"Bishop Mark MacDonald attended the  Sacred Circle as national indigenous bishop for the first time since his appointment in 2007. 'It was as if all the other Sacred Circles had been building up to this moment, where people recognized that. "We have begun to be what we've hoped to be", ' he said in an interview". "Archbishop [David] Ashdown said that 'a new relationship is dawning' between the Anglican Council of Indigenous Peoples (ACIP) and the Council of the North, which represents 11 dioceses funded by the church. Eight of the 11 diocesan bishops from Council of the North dioceses were at the gathering along with the primate of the Anglican Church of Canada, Archbishop Fred Hiltz. Plans are progressing for an indigenous area mission in northern Manitoba, which will mean changes for both the dioceses of Keewatin and Brandon, said Archbishop Ashdown. Plans are also moving forward for the creation of an indigenous diocese in northern Ontario. Both plans require the election of new bishops who were invited to be part of the Council of the North, he said".
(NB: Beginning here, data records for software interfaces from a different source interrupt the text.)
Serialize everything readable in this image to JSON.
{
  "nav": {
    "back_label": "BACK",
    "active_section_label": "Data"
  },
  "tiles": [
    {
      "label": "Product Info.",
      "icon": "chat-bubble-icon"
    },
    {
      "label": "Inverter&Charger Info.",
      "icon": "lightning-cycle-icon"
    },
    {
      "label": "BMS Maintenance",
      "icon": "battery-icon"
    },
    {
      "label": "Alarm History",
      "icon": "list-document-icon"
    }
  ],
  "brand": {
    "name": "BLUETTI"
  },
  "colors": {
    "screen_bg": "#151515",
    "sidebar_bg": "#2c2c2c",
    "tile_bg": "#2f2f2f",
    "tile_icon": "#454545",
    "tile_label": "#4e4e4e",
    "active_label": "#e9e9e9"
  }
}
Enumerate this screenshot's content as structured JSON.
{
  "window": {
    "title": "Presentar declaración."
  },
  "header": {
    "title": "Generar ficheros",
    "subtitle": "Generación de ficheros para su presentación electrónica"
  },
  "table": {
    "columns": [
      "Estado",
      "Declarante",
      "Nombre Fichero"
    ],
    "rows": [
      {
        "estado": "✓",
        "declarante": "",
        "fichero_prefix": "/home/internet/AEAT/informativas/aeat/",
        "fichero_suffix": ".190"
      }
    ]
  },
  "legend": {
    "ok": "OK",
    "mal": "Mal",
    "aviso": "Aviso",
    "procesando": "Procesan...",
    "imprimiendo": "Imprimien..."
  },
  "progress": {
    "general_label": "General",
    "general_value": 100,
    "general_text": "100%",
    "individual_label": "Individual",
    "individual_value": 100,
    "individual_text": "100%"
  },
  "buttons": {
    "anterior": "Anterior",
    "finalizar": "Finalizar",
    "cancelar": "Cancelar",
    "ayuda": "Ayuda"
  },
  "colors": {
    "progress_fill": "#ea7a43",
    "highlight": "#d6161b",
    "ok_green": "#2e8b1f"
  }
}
The Governance Working Group made a presentation on ways to enhance the Anglican Church of Canada's national ministry on indigenous peoples to the 6th Sacred Circle held in Port Elgin 9-15 August 2009. "While some Sacred Circle delegates gave all-out support for the proposal, which includes the possibility of creating a fifth ecclesiastical province for indigenous Anglican dioceses, others found it confusing and asked for more consultations to take place".